The driving force behind OWS was and is its focus on how inequalities affect people’s lives. Research from the Fiscal Policy Institute4 shows that the richest 1% of earners receives 35% of all income collected in New York State. In New York City, 44% of all income is collected by the top 1%. The financial services industry is once again making record profits and real estate interests have spent millions on PR and lobby campaigns to weaken rent control, undermine teachers’ contract rights, and cut social services. Today, one in five New Yorkers lives in poverty. And poverty has risen to 15.1% nationally. The poverty threshold for a family of three is $15,205. Conversely, the wealth of the top 1% is greater than that of the bottom 90% combined. With poverty numbers on the rise, the movement’s declaration, “We are the 99%,” seemed to resonate. "Banks got bailed out, we got sold out!" "All day, all week: Occupy Wall Street!!!!" everyone chanted as the early morning rallies made their way through New York’s financial district. And more and more newspapers started writing about the growing inequality.
Activists would stay downtown for two months, until their eviction on the night of November 14/15. During that time, those in support of the 99% held rallies for healthcare and against police brutality, built solidarity with labor, immigrants, and AIDS activists, and shifted a national conversation. And policies began to change. When activists called Governor Cuomo “Governor 1%,” he pushed to expand a form of the millionaire’s tax. Even eviction could not slow the nascent movement. Post-eviction actions would target Goldman Sachs, the foreclosure crisis, and the need for public space where people can meet in the streets. And the dirty secret of income inequality in the US was exposed for all to see, and even possibly do something about.
Notes 1. “Unnatural Causes: Is inequality making us sick?” (California Newsreel documentary, 2008), www.unnaturalcauses.org.
2. Richard B. Freeman, The new inequality: Creating solutions for poor America, Boston: Beacon Press, 1999.

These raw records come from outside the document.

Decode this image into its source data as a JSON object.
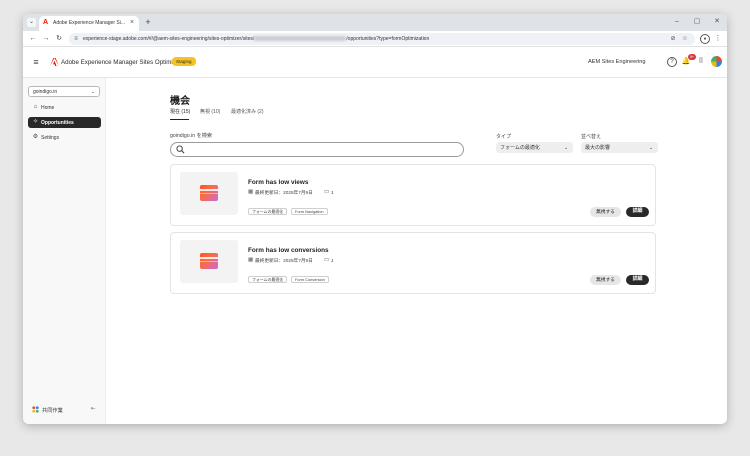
{
  "browser": {
    "tab_title": "Adobe Experience Manager Si...",
    "url_prefix": "experience-stage.adobe.com/#/@aem-sites-engineering/sites-optimizer/sites/",
    "url_suffix": "/opportunities?type=formOptimization"
  },
  "header": {
    "product": "Adobe Experience Manager Sites Optimizer",
    "env_badge": "Staging",
    "org": "AEM Sites Engineering",
    "notifications": "9+"
  },
  "sidebar": {
    "site": "goindigo.in",
    "items": [
      {
        "label": "Home"
      },
      {
        "label": "Opportunities"
      },
      {
        "label": "Settings"
      }
    ],
    "collab_label": "共同作業"
  },
  "main": {
    "title": "機会",
    "tabs": [
      {
        "label": "現在 (15)"
      },
      {
        "label": "無視 (10)"
      },
      {
        "label": "最適化済み (2)"
      }
    ],
    "search_label": "goindigo.in を検索",
    "search_value": "",
    "type_filter": {
      "label": "タイプ",
      "value": "フォームの最適化"
    },
    "sort_filter": {
      "label": "並べ替え",
      "value": "最大の影響"
    }
  },
  "cards": [
    {
      "title": "Form has low views",
      "updated": "最終更新日：2025年7月9日",
      "comments": "1",
      "tags": [
        "フォームの最適化",
        "Form Navigation"
      ],
      "ignore_label": "無視する",
      "detail_label": "詳細"
    },
    {
      "title": "Form has low conversions",
      "updated": "最終更新日：2025年7月9日",
      "comments": "1",
      "tags": [
        "フォームの最適化",
        "Form Conversion"
      ],
      "ignore_label": "無視する",
      "detail_label": "詳細"
    }
  ],
  "colors": {
    "accent_dark": "#292929",
    "staging": "#f7c320",
    "adobe_red": "#eb1000"
  }
}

3. Eric Rofes, “The emerging sex panic targeting gay men.” Speech given at the National Gay and Lesbian Task Force’s Creating Change Conference in San Diego, November 16, 1997. 4. Fiscal Policy Institute, “Grow Together or Pull Further Apart: Income Concentration Trends in New York,” December 13, 2010. www.fiscalpolicy.org/FPI_GrowTogetherOrPullFurtherApart_20101213.pdf